>>>>
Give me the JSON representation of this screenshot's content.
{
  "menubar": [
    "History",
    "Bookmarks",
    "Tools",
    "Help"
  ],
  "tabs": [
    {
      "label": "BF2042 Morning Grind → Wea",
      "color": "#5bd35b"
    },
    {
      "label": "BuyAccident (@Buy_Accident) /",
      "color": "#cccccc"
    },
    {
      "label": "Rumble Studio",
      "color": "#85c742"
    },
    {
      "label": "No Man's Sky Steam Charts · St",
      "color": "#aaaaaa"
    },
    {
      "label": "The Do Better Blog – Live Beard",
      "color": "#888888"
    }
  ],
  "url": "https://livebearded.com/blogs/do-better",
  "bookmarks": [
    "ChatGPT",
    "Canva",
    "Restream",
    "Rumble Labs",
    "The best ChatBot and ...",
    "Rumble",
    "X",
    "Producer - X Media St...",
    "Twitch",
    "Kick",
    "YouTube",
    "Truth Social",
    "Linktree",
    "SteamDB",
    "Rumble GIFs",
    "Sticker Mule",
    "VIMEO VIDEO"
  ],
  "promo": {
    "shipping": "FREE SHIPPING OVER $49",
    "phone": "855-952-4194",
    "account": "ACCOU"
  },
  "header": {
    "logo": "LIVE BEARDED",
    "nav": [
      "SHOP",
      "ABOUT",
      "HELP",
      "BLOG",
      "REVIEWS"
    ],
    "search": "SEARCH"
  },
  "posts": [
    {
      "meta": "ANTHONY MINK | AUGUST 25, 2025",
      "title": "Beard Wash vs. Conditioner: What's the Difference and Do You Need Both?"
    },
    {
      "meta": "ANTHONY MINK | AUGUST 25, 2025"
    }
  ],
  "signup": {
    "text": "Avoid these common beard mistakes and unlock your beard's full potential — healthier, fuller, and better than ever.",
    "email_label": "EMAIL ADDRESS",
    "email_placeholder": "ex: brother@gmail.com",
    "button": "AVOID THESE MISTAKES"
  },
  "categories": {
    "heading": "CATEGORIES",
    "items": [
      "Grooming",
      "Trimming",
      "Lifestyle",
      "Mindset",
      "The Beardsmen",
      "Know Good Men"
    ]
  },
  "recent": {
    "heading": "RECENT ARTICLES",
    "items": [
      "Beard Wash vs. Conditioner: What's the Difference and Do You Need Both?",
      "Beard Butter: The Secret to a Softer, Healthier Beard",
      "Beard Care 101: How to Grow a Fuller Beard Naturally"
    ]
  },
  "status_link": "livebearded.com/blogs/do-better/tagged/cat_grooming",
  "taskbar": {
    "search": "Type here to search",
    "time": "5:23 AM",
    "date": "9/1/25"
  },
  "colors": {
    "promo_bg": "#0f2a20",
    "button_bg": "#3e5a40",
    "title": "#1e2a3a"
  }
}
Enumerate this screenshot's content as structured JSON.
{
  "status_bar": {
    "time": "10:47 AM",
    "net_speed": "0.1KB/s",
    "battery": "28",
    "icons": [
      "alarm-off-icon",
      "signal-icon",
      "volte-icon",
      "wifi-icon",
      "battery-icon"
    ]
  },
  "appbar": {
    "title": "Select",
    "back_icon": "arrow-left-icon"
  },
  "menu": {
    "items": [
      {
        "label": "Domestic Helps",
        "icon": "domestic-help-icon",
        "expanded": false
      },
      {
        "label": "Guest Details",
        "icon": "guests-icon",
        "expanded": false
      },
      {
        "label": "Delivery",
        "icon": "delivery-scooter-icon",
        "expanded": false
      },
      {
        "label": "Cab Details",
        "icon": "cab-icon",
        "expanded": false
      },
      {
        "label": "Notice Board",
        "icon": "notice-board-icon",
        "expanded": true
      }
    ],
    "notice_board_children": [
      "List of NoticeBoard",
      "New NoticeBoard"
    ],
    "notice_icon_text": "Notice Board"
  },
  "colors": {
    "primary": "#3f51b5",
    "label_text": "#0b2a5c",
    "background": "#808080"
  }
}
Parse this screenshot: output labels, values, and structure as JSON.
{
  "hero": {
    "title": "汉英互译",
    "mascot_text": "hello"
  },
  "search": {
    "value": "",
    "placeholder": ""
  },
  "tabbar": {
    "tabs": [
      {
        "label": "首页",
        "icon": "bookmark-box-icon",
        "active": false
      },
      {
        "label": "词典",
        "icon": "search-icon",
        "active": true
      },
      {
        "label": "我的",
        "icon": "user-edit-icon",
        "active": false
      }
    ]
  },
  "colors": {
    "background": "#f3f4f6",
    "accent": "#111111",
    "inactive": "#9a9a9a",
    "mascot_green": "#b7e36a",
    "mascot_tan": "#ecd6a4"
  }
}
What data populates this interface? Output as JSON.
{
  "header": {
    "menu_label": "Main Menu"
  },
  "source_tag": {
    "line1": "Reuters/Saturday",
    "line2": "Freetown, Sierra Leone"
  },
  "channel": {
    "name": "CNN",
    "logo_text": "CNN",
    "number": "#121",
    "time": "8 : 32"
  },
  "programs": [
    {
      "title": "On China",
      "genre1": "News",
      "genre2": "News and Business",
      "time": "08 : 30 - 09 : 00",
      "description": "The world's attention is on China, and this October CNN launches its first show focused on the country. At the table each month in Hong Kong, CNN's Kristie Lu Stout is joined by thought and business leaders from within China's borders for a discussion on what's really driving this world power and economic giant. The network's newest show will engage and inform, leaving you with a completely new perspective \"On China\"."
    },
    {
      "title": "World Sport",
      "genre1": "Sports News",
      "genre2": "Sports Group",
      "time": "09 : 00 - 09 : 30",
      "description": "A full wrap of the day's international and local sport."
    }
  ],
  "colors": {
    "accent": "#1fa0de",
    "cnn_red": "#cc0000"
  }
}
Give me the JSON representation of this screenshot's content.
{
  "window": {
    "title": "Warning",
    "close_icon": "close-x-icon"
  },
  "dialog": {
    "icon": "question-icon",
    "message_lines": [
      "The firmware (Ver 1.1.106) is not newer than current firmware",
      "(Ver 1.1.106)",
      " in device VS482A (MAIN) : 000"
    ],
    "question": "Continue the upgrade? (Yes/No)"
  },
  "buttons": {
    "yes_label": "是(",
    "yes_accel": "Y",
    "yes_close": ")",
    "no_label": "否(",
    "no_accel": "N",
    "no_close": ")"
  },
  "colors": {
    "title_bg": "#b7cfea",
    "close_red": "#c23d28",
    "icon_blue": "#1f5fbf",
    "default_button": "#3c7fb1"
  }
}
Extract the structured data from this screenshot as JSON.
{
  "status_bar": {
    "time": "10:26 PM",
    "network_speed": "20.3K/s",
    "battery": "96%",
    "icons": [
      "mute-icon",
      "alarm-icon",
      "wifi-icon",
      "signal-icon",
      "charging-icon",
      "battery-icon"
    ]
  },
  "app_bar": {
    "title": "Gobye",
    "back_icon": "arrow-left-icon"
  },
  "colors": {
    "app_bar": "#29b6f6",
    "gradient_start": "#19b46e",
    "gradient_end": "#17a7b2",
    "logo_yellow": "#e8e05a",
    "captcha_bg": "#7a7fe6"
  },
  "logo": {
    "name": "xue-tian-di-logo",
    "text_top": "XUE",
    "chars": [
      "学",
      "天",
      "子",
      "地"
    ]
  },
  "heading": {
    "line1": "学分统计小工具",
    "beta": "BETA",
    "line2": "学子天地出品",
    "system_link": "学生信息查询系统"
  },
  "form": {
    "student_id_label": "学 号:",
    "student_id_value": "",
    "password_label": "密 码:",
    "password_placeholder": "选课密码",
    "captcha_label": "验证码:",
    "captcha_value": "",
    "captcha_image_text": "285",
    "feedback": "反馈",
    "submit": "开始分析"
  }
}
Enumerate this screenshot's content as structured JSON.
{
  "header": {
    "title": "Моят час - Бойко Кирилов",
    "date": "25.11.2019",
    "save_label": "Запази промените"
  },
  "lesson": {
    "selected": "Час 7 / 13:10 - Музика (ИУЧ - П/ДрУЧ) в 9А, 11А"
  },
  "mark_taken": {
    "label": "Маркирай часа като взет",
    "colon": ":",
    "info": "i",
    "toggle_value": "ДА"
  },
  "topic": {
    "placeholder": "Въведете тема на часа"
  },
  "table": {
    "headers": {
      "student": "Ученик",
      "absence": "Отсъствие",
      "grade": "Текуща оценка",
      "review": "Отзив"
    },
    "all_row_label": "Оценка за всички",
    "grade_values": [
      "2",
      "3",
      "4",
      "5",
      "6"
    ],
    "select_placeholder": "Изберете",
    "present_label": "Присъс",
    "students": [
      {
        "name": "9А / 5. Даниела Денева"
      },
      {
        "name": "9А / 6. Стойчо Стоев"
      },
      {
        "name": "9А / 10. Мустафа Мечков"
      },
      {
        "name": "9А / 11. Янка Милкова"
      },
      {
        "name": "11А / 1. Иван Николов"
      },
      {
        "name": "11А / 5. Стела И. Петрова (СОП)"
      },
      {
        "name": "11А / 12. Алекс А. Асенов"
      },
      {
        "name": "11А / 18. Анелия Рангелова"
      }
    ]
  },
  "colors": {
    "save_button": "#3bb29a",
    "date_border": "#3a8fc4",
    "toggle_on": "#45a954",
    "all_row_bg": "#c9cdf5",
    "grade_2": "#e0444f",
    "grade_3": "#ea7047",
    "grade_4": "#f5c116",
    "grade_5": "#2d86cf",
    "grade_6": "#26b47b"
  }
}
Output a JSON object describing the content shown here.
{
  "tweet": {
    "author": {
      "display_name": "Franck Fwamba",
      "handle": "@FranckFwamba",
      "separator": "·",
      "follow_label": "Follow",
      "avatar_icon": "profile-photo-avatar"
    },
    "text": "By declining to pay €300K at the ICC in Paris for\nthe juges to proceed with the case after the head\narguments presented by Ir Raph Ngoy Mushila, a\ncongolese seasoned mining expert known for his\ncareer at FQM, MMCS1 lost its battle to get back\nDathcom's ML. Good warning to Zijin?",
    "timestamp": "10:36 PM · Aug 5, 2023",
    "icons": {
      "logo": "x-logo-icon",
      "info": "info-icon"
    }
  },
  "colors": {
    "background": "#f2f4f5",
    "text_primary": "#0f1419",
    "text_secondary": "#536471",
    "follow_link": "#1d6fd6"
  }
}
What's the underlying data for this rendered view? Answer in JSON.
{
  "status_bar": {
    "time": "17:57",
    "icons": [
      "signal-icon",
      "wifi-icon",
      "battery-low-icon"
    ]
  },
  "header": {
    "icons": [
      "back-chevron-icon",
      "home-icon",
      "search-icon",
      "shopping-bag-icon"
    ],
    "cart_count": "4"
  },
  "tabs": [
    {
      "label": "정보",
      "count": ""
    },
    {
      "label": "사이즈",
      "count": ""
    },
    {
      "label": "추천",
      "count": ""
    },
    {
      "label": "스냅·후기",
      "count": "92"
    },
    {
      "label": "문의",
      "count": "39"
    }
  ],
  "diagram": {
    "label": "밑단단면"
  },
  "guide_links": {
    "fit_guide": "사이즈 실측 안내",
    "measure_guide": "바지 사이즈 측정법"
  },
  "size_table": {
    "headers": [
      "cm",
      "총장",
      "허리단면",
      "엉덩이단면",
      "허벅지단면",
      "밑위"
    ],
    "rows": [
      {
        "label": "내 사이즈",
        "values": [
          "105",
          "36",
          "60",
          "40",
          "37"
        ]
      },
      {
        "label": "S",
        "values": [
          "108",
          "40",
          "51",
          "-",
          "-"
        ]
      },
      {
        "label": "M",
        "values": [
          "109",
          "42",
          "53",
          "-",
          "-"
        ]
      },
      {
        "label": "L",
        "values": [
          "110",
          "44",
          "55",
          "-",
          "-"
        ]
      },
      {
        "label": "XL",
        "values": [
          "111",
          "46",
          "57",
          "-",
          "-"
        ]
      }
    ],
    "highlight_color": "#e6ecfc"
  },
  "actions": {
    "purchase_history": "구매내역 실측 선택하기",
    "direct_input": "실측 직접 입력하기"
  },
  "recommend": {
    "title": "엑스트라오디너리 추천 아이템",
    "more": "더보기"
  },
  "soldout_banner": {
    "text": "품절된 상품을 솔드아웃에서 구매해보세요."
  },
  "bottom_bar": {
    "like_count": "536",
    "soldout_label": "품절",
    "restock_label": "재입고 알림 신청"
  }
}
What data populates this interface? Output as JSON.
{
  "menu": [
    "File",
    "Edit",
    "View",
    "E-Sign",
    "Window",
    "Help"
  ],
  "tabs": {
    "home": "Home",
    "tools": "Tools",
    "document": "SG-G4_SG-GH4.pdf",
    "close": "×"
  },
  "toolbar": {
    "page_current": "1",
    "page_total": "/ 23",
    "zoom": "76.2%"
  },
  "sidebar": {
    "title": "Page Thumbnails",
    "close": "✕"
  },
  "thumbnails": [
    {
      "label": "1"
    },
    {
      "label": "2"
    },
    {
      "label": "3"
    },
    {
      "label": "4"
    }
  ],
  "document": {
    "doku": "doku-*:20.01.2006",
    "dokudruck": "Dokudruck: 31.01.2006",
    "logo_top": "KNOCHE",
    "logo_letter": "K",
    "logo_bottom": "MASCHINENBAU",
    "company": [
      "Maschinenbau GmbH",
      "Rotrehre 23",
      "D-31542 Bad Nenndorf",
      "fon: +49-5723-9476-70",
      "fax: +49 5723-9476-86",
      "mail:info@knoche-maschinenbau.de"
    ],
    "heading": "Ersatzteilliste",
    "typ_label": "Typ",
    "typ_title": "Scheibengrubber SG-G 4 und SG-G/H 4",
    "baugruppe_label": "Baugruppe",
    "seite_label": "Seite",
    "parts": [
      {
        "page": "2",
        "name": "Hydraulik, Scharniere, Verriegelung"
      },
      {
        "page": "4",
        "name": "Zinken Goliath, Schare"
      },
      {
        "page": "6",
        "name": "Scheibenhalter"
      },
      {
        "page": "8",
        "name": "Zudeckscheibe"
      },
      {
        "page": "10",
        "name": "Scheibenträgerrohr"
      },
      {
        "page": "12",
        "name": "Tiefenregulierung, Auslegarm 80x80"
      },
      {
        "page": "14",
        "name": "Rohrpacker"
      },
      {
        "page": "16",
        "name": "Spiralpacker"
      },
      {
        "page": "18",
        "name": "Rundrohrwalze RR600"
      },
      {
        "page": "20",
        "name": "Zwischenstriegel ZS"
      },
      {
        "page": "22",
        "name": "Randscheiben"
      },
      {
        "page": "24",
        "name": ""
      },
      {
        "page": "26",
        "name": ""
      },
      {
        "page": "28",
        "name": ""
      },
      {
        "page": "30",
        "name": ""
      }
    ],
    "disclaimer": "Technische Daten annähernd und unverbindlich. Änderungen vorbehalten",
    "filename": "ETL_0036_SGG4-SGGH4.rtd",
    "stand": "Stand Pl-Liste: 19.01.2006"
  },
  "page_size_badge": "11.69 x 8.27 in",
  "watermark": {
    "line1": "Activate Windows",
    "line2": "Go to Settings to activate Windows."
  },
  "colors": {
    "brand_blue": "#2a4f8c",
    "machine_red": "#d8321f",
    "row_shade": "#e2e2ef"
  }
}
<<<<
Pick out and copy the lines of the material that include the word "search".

    "search": "SEARCH"
    "search": "Type here to search",
  "search": {
        "icon": "search-icon",
      "search-icon",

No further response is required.